== Provided records

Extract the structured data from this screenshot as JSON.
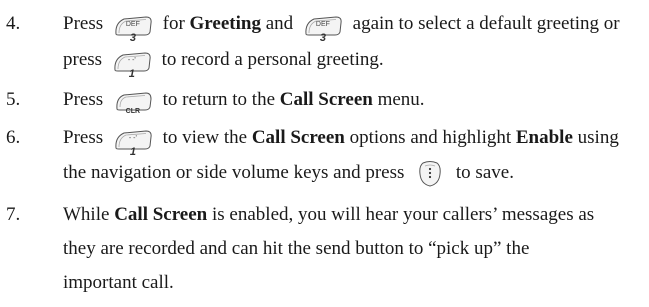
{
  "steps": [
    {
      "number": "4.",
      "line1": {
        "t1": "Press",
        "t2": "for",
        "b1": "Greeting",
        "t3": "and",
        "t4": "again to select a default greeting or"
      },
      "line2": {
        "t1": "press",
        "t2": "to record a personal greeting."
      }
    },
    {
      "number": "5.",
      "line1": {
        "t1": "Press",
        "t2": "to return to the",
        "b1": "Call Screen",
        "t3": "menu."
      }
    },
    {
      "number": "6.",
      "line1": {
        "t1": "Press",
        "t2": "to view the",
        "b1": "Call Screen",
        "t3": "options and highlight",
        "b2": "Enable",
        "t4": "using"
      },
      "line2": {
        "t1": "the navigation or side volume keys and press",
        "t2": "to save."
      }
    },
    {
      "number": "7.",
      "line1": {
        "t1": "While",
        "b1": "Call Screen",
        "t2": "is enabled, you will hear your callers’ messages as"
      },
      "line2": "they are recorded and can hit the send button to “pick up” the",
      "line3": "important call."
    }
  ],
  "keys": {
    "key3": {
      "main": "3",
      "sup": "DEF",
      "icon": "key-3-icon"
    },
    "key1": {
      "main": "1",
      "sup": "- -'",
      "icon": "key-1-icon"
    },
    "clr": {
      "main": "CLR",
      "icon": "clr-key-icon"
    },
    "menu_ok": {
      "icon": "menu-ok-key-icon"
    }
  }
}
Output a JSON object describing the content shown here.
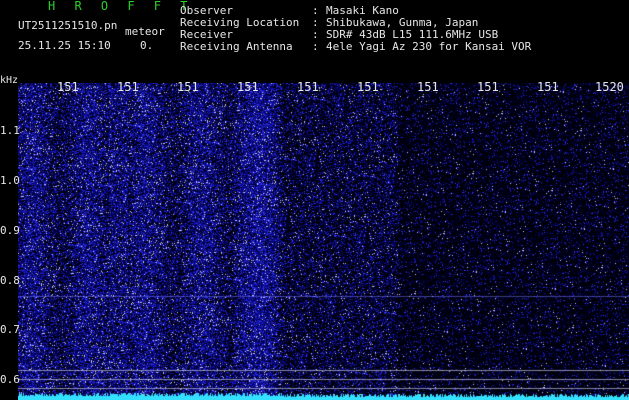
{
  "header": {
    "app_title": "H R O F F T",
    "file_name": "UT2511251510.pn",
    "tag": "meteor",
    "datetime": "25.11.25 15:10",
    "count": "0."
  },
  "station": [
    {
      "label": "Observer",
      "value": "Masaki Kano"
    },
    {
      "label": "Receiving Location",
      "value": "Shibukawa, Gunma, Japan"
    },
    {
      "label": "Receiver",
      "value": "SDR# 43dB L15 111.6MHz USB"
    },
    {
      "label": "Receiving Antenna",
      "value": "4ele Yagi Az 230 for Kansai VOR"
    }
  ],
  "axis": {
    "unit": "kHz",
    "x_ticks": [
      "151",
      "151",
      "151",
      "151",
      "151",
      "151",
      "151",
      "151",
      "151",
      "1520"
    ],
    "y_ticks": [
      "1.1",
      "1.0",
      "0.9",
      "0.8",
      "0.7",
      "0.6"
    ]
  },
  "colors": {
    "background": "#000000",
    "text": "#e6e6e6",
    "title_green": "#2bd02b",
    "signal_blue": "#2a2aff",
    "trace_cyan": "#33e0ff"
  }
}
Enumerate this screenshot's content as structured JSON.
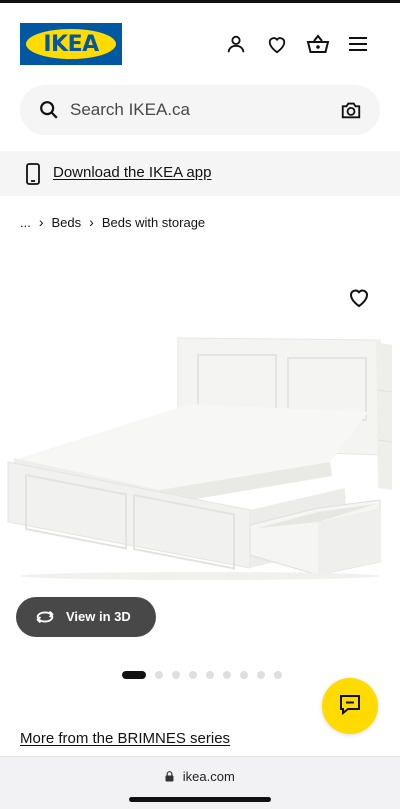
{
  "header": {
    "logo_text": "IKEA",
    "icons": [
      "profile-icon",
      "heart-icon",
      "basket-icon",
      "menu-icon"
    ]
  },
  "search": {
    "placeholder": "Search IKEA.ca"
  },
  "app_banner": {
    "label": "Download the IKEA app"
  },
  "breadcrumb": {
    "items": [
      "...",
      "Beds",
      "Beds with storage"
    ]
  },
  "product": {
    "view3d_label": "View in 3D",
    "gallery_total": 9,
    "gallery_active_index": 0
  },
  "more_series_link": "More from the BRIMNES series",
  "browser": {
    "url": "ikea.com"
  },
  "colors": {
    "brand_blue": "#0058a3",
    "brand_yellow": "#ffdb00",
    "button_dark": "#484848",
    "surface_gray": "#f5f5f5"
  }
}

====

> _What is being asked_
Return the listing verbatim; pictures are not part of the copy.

> _Finished exercise_
Extract the structured data from this screenshot as JSON.
{
  "steps": [
    {
      "number": "4.",
      "line1": {
        "t1": "Press",
        "t2": "for",
        "b1": "Greeting",
        "t3": "and",
        "t4": "again to select a default greeting or"
      },
      "line2": {
        "t1": "press",
        "t2": "to record a personal greeting."
      }
    },
    {
      "number": "5.",
      "line1": {
        "t1": "Press",
        "t2": "to return to the",
        "b1": "Call Screen",
        "t3": "menu."
      }
    },
    {
      "number": "6.",
      "line1": {
        "t1": "Press",
        "t2": "to view the",
        "b1": "Call Screen",
        "t3": "options and highlight",
        "b2": "Enable",
        "t4": "using"
      },
      "line2": {
        "t1": "the navigation or side volume keys and press",
        "t2": "to save."
      }
    },
    {
      "number": "7.",
      "line1": {
        "t1": "While",
        "b1": "Call Screen",
        "t2": "is enabled, you will hear your callers’ messages as"
      },
      "line2": "they are recorded and can hit the send button to “pick up” the",
      "line3": "important call."
    }
  ],
  "keys": {
    "key3": {
      "main": "3",
      "sup": "DEF",
      "icon": "key-3-icon"
    },
    "key1": {
      "main": "1",
      "sup": "- -'",
      "icon": "key-1-icon"
    },
    "clr": {
      "main": "CLR",
      "icon": "clr-key-icon"
    },
    "menu_ok": {
      "icon": "menu-ok-key-icon"
    }
  }
}
Output a JSON object describing the content shown here.
{
  "header": {
    "app_title": "H R O F F T",
    "file_name": "UT2511251510.pn",
    "tag": "meteor",
    "datetime": "25.11.25 15:10",
    "count": "0."
  },
  "station": [
    {
      "label": "Observer",
      "value": "Masaki Kano"
    },
    {
      "label": "Receiving Location",
      "value": "Shibukawa, Gunma, Japan"
    },
    {
      "label": "Receiver",
      "value": "SDR# 43dB L15 111.6MHz USB"
    },
    {
      "label": "Receiving Antenna",
      "value": "4ele Yagi Az 230 for Kansai VOR"
    }
  ],
  "axis": {
    "unit": "kHz",
    "x_ticks": [
      "151",
      "151",
      "151",
      "151",
      "151",
      "151",
      "151",
      "151",
      "151",
      "1520"
    ],
    "y_ticks": [
      "1.1",
      "1.0",
      "0.9",
      "0.8",
      "0.7",
      "0.6"
    ]
  },
  "colors": {
    "background": "#000000",
    "text": "#e6e6e6",
    "title_green": "#2bd02b",
    "signal_blue": "#2a2aff",
    "trace_cyan": "#33e0ff"
  }
}
Enumerate this screenshot's content as structured JSON.
{
  "header": {
    "logo_text": "IKEA",
    "icons": [
      "profile-icon",
      "heart-icon",
      "basket-icon",
      "menu-icon"
    ]
  },
  "search": {
    "placeholder": "Search IKEA.ca"
  },
  "app_banner": {
    "label": "Download the IKEA app"
  },
  "breadcrumb": {
    "items": [
      "...",
      "Beds",
      "Beds with storage"
    ]
  },
  "product": {
    "view3d_label": "View in 3D",
    "gallery_total": 9,
    "gallery_active_index": 0
  },
  "more_series_link": "More from the BRIMNES series",
  "browser": {
    "url": "ikea.com"
  },
  "colors": {
    "brand_blue": "#0058a3",
    "brand_yellow": "#ffdb00",
    "button_dark": "#484848",
    "surface_gray": "#f5f5f5"
  }
}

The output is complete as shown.